SMUGGLERS are costing Yorkshire shopkeepers £50,000 each in lost cigarette sales every year.
The problem is so bad, a third of corner shops in Yorkshire and the North East are considering shutting down as lorry loads of contraband swamp England's towns and cities.
Figures released by the Tobacco Alliance found individual retailers in Yorkshire and the North East are losing an average of £1,000 a week.
David Kitson, owner of Kitson's Newsagents on Princess Alexandra Walk in the centre of Huddersfield said: "It goes in cycles. You will be fine for a while then suddenly you won't be selling any rolling tobacco. It will be as though a shipment has come in."
He said the levels of smuggling appeared to be massive.
The Government estimates losses of £3bn a year in tax and excise on smuggled tobacco and cigarettes.
"For smuggling to be worthwhile, you deal in large quantities," said Mr Kitson. Criminals were dealing in millions of cigarettes at a time, he said.
But he said shops absorbed the losses over the years.
"You almost get used to it. I think it has been going on for years. I wouldn't say this year is particularly worse than last year."
Cigarettes in new EU countries such as Latvia cost the equivalent of 37p a pack. In Britain they are nearly £5.
The impact of the losses means one in four corner shops has had to cut staff while 28% have considered making workers redundant.
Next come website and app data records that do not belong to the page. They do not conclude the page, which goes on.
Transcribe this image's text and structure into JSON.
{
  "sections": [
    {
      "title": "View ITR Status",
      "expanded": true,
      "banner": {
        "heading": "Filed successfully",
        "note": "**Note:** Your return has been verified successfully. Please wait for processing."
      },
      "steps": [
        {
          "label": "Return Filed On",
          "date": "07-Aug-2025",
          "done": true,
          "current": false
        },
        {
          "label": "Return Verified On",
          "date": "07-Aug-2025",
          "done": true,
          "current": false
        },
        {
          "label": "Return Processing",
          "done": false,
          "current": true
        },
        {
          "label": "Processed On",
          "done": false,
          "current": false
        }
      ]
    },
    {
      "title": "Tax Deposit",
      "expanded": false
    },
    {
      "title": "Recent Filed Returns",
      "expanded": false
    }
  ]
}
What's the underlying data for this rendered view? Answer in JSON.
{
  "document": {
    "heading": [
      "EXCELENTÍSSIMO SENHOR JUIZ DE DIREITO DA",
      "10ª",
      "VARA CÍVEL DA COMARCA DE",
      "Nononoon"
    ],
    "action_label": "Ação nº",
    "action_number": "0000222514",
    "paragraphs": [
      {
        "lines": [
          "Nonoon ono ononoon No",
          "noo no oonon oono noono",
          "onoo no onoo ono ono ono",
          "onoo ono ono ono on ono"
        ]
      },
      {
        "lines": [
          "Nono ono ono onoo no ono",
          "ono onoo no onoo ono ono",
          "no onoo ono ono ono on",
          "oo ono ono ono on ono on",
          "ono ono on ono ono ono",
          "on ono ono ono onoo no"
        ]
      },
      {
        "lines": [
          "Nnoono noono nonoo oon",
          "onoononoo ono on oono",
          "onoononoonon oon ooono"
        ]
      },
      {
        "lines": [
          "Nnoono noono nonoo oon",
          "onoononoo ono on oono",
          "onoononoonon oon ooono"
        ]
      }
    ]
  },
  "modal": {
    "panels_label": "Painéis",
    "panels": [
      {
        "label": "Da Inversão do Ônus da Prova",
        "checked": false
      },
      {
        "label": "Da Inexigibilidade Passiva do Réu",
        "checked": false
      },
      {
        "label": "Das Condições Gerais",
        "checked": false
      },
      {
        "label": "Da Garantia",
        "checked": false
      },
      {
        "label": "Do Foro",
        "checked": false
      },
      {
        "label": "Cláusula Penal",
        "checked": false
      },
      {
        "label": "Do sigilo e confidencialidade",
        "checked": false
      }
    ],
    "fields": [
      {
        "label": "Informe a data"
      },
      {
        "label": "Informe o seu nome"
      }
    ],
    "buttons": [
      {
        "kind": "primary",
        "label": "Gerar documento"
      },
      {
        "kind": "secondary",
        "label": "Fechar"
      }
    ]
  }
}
Shadow paymaster general Mark Prisk commented: "I would urge the Government to listen more carefully to retailers, to understand that tobacco smuggling is robbing hard-working local shopkeepers of valuable business, and to act now before the situation gets any worse."